Taking on board the rules and following like a mouse. This scheme might be highly successful but it is only suited to certain naive personalities. This can be very upsetting if the client follows the rules and then gets accused of not complying. Grounds for complaint then.

Fighting them every inch of the way and with your knowledge and their inadequacies you win your point. But it goes nowhere.

This I decided was the best way (second thoughts now) and I would agree in principle with the motives. This is the best solution, but tension occurs if the untrained (important point) adviser is punitive and does not want to play his part. Solution possible if there are sufficient jobs around.
Danger: if they change the rules. This would be grounds for complaint.

The power balance and rules do not allow this solution with an untrained adviser/negotiator. The client will get parked or sanctioned as unhelpful and will have to make his own way in the world. I think this would be the best option for me. Painful tension.
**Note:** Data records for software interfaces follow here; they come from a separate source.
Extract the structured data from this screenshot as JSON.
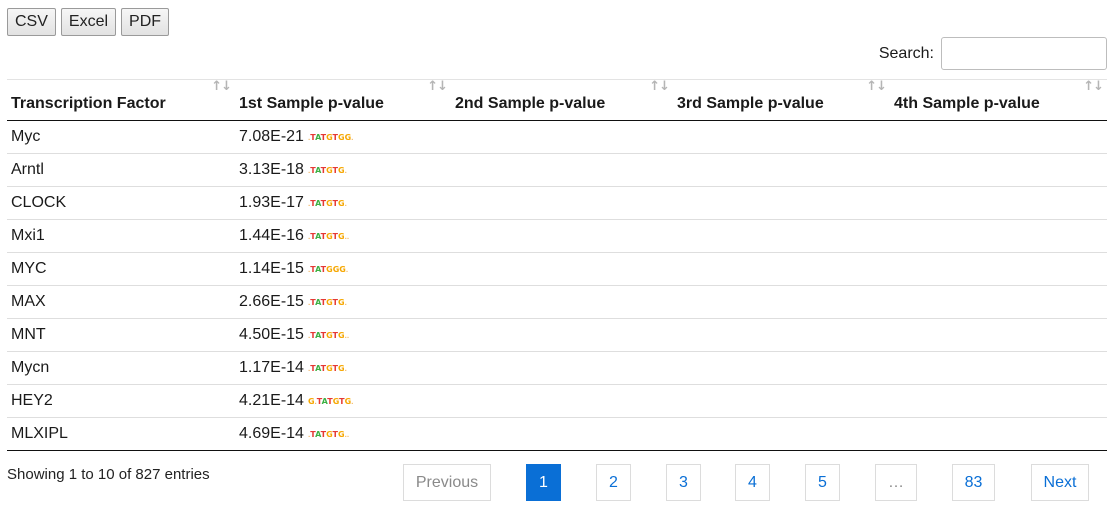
{
  "export_buttons": [
    "CSV",
    "Excel",
    "PDF"
  ],
  "search": {
    "label": "Search:",
    "value": "",
    "placeholder": ""
  },
  "table": {
    "headers": [
      "Transcription Factor",
      "1st Sample p-value",
      "2nd Sample p-value",
      "3rd Sample p-value",
      "4th Sample p-value"
    ],
    "rows": [
      {
        "tf": "Myc",
        "p1": "7.08E-21",
        "logo": "_TATGTGG_"
      },
      {
        "tf": "Arntl",
        "p1": "3.13E-18",
        "logo": "_TATGTG_"
      },
      {
        "tf": "CLOCK",
        "p1": "1.93E-17",
        "logo": "_TATGTG_"
      },
      {
        "tf": "Mxi1",
        "p1": "1.44E-16",
        "logo": "_TATGTG__"
      },
      {
        "tf": "MYC",
        "p1": "1.14E-15",
        "logo": "_TATGGG_"
      },
      {
        "tf": "MAX",
        "p1": "2.66E-15",
        "logo": "_TATGTG_"
      },
      {
        "tf": "MNT",
        "p1": "4.50E-15",
        "logo": "_TATGTG__"
      },
      {
        "tf": "Mycn",
        "p1": "1.17E-14",
        "logo": "_TATGTG_"
      },
      {
        "tf": "HEY2",
        "p1": "4.21E-14",
        "logo": "G_TATGTG_"
      },
      {
        "tf": "MLXIPL",
        "p1": "4.69E-14",
        "logo": "_TATGTG__"
      }
    ]
  },
  "info": "Showing 1 to 10 of 827 entries",
  "pagination": {
    "previous": "Previous",
    "pages": [
      "1",
      "2",
      "3",
      "4",
      "5",
      "…",
      "83"
    ],
    "next": "Next",
    "active": "1"
  }
}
This is not out of my personal ken. I have seen this reaction when a person has a certain personality trait. It seems like a mental illness and they are out of control in a bad way. Some psychologists think this is even normal! The person committed suicide.
With clumsy incompetent behaviour of untrained advisors may quickly reach this situation.
They deal with released criminals and may themselves be in danger. Or the fellow clients at the WP could be in danger as well. There is no way of telling these nutters from their personal appearance.


There is an important rider. Some people who have a mental breakdown (for want of a better word) caused by abuse or trauma or head injury, brain illness, sustained bullying. This means that the "tough love" approach may exacerbate an underlying condition and cause a worsening of their life quality. These are hidden illnesses and are outside the scope of recruitment advisers.